The Planning Commission recommended denial of two of the three sections, one of which would produce 400 megawatts and comprise 5,200 acres. The entire proposed project would cover about 6,300 acres, but the commission backed only a 245-acre segment.
Since 2005, wind turbine projects have been proposed by other developers in Southwest Virginia, including the counties of Highland, Roanoke and Tazewell. All of the plans eventually stalled. ...to some degree, all of them ran into opposition from nearby residents, who said giant turbines on ridgelines would mar scenic landscapes, make too much noise and produce harmful shadow flickers.
Imagine a 6,350-acre parcel close to your home filled with rows and rows of 1.8 million solar panels and the largest solar power farm of its kind east of the Rocky Mountains. Imagine wondering what effect that massive farm would have not only on the local environment, but also the microclimate, because such a project in a populated area is unprecedented.
Apex Clean Energy will not start site work by the end of this year, as originally planned, on a project to build up to 25 giant, power-generating turbines on top of a Botetourt County mountain, a company official said Wednesday.
DALEVILLE — A clean energy developer hopes to start construction of a wind farm in Botetourt County by year’s end, even as it continues to search for a power company to purchase electricity generated by the giant turbines.
In what is called a mitigation plan – which DEQ accepted in approving the application – Apex says it also will avoid cutting trees within five miles of the bats’ caves and within 150 feet of summer roosting trees for northern long-eared bats from early spring to fall. Opponents of the wind farm continue to question assessments that it will not harm birds and bats, pointing out that the supporting research was done by expert firms hired by Apex.
The winds of political change that swept the country last week are not expected to impact a proposed wind farm in Botetourt County.
Wind turbines nearly as tall as the Washington Monument standing on top of North Mountain in Botetourt County would not pose a danger to passing aircraft, the Federal Aviation Administration has determined.
The former commissioner of the Vermont Fish and Wildlife Department, Steve Wright, disputed that the project was likely to benefit the goal of curbing global warming. “I am here because this is a reflection of such poor energy policy and poor climate change policy. This development on public land will do nothing but damage the best habitat for black bears in the state, and will do nothing for climate change action."
A crash course on a proposed wind energy project in Botetourt County is to be offered to Rockbridge County residents one day before the proposal is slated to be approved.
It’s a controversial issue that has sparked continues debate.
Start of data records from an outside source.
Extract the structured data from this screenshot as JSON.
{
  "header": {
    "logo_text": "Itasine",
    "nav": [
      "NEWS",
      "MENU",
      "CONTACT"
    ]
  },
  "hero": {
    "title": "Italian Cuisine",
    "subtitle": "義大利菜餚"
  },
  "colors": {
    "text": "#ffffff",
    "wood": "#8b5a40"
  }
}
Charlottesville company Apex Energy proposes to place up to 25 wind turbines along a three-and-a-half mile stretch of North Mountain.
As plans advance for a wind farm in Botetourt County, the board of supervisors is looking for some expert help. At a meeting Tuesday, the supervisors voted to advertise for an engineering consultant to help the county evaluate an expected zoning application to build up to 25 turbines on top of North Mountain.
Apex Clean Energy applied this week for a building permit to put up three temporary towers on North Mountain that will be used to gather data on wind speed and other information, according to Botetourt County spokesman Cody Sexton.